Top of THE RECORDS

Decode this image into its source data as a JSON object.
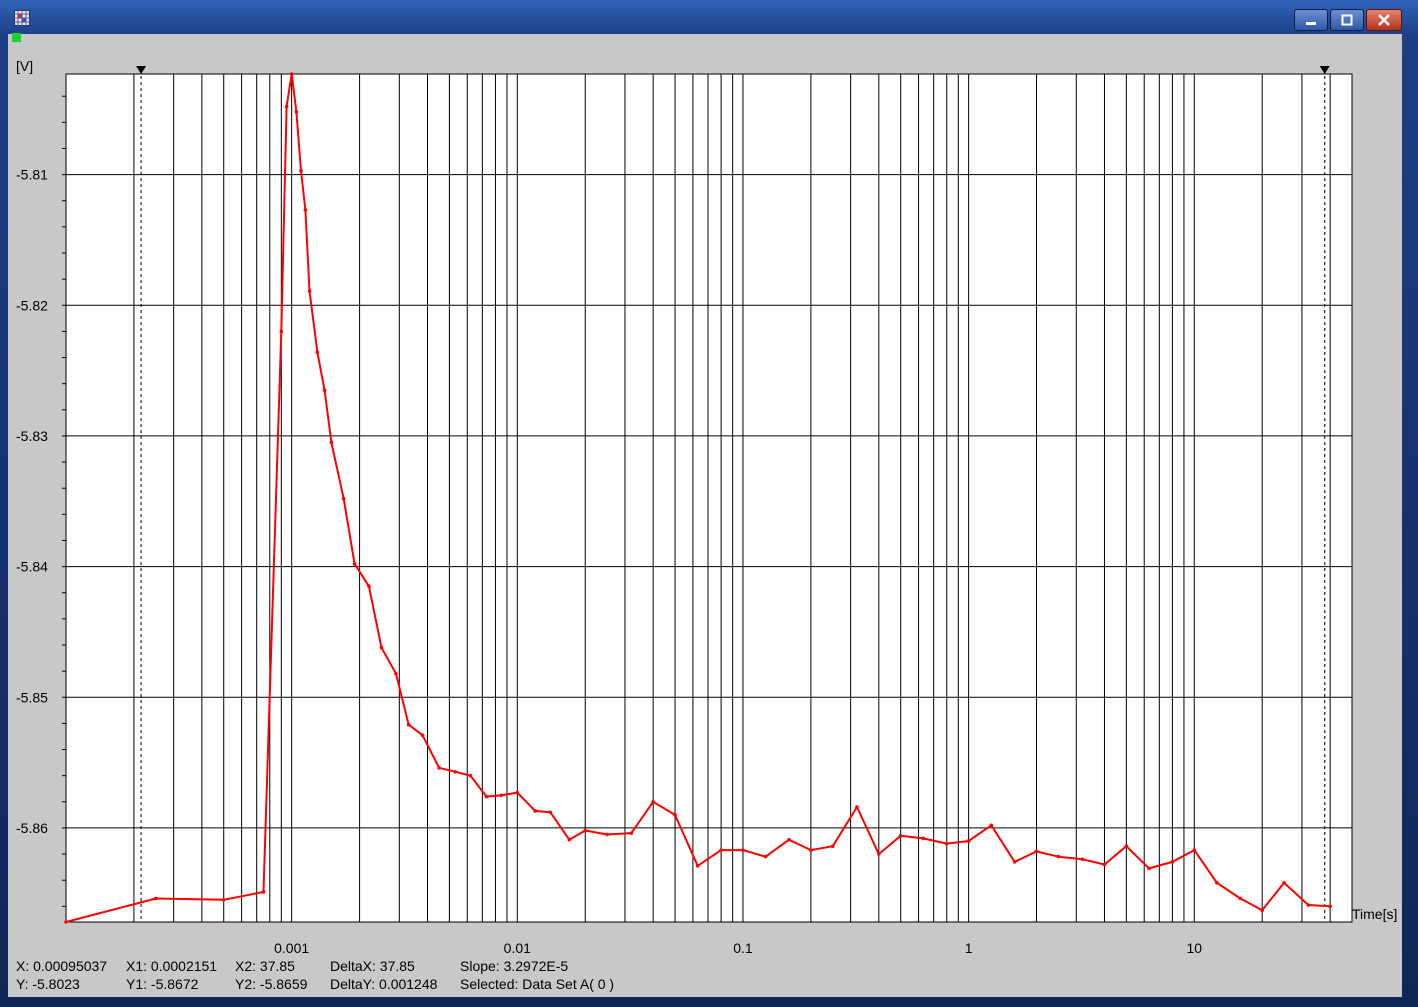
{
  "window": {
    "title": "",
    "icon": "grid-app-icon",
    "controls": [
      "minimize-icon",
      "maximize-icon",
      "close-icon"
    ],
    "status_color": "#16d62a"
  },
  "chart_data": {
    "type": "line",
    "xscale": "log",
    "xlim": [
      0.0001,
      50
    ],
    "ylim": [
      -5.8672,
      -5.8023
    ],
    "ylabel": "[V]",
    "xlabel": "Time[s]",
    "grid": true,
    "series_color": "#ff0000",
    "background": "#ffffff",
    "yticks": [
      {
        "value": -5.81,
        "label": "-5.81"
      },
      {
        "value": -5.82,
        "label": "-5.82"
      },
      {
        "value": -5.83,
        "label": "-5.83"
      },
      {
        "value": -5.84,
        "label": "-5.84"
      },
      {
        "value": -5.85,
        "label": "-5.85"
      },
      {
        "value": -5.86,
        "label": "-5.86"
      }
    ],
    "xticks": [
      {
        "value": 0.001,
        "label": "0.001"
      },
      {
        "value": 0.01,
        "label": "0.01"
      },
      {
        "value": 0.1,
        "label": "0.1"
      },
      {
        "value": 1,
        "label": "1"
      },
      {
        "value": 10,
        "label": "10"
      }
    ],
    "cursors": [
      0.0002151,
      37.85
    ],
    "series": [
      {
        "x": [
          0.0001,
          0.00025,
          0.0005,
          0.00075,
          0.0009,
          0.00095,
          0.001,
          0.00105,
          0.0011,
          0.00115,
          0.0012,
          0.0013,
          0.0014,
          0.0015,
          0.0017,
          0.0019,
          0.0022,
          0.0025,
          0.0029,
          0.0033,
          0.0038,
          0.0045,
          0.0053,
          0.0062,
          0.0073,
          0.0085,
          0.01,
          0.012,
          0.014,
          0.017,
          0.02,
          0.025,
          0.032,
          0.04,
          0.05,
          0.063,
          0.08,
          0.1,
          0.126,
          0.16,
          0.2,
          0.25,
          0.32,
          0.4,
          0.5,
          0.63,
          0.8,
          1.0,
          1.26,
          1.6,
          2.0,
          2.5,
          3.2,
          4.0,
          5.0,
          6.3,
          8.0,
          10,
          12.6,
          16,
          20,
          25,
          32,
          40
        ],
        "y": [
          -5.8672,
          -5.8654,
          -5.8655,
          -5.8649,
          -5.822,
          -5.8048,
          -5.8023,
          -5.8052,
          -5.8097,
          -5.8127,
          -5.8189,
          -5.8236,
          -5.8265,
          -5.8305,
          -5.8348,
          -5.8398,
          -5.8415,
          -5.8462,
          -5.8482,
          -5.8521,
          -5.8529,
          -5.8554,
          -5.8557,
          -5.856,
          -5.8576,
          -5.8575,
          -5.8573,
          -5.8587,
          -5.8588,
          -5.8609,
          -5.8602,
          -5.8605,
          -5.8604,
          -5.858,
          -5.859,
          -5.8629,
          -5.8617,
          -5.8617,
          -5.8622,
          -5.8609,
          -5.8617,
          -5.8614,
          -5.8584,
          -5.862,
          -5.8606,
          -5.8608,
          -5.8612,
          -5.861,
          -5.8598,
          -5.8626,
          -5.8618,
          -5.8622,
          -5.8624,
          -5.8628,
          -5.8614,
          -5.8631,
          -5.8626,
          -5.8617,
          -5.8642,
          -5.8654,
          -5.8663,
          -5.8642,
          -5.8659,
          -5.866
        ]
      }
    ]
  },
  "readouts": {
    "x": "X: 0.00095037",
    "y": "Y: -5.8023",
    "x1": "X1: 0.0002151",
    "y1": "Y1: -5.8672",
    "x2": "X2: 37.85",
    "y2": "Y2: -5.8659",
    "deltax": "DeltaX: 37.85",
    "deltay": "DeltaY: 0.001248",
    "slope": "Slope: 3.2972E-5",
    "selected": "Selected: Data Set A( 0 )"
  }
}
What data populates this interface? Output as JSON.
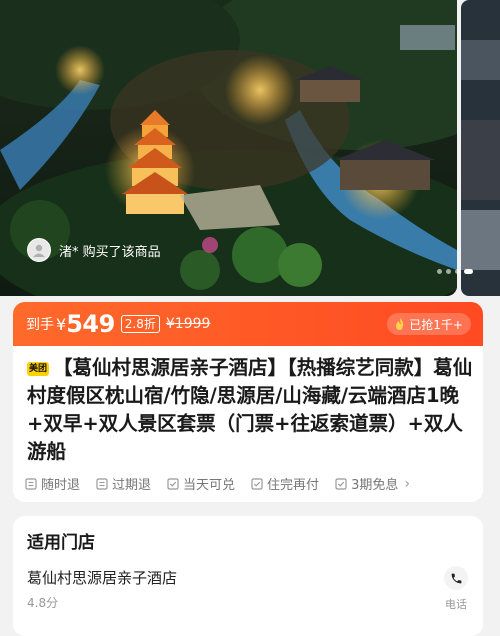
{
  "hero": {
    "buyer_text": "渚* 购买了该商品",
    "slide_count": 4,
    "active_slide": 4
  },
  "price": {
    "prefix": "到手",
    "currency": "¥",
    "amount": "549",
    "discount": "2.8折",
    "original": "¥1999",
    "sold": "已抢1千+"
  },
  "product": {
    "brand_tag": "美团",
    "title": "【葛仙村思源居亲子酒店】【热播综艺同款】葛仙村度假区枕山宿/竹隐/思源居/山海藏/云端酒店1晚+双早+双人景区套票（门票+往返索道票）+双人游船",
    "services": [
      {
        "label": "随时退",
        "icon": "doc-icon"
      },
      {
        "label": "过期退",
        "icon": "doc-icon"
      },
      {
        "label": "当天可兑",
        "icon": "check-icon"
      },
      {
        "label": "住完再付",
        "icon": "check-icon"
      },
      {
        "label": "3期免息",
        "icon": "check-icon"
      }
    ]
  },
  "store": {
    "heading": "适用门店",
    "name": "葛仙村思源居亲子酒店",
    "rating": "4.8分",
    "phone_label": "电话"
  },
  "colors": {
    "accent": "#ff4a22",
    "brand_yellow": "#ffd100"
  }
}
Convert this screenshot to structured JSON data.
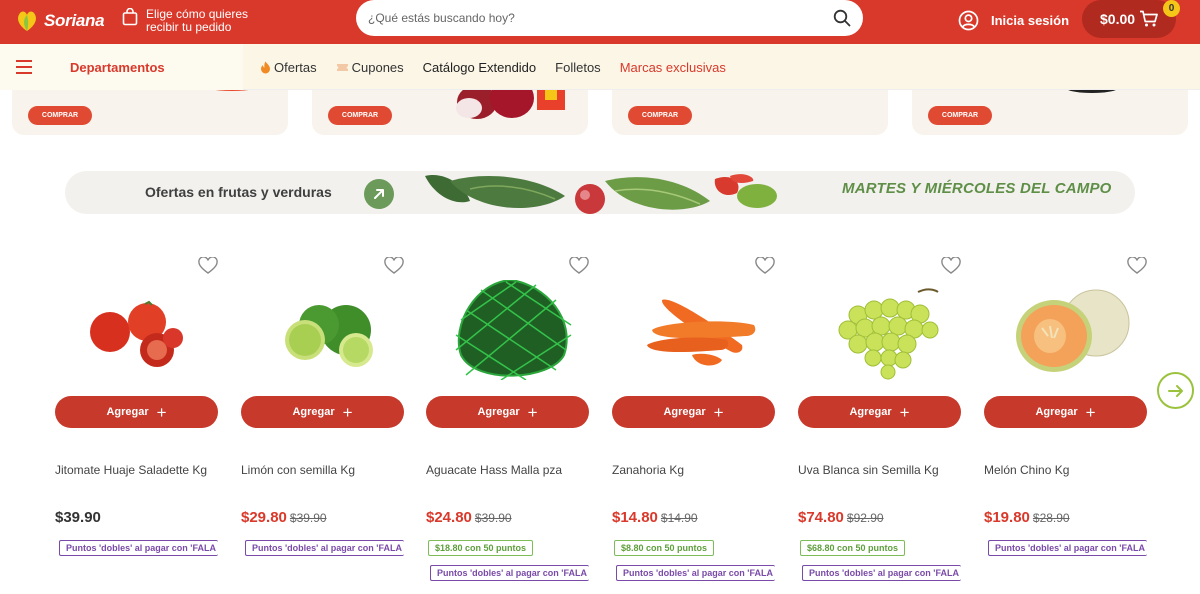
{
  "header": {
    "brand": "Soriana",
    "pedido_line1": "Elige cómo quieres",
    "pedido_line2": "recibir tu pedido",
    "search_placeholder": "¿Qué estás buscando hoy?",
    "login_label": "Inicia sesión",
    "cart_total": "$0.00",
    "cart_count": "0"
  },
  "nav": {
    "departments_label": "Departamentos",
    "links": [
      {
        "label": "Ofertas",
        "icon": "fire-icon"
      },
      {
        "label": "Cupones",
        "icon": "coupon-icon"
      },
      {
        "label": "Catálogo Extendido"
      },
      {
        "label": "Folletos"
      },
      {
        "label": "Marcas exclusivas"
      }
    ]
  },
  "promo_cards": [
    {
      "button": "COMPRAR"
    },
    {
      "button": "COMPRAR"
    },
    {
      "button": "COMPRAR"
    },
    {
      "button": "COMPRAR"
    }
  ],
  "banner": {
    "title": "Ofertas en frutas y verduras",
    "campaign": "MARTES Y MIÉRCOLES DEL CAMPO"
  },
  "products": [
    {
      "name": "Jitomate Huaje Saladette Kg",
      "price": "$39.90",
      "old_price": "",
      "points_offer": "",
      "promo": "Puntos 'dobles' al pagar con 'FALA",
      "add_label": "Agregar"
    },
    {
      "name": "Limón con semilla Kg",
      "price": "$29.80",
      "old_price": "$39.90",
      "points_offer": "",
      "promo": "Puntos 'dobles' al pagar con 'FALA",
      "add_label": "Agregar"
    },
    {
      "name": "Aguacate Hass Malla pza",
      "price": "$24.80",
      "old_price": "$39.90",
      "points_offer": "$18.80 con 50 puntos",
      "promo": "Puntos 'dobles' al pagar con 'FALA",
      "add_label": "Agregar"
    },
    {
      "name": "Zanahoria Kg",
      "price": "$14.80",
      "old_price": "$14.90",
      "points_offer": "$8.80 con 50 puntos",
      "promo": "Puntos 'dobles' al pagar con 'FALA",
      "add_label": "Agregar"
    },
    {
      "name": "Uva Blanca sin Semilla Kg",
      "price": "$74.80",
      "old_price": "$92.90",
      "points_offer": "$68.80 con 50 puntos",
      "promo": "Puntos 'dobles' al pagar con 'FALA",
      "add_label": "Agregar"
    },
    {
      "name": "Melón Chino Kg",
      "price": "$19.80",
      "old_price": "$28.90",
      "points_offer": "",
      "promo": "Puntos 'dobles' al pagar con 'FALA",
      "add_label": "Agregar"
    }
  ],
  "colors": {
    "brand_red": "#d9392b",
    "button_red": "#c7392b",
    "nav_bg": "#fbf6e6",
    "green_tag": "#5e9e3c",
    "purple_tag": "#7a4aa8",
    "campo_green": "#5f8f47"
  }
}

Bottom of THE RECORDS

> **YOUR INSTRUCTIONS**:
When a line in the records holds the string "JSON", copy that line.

> **RESPONSE TO THE EXERCISE**:
Decode this image into its source data as a JSON object.
What data populates this interface? Output as JSON.
Convert this screenshot to structured JSON data.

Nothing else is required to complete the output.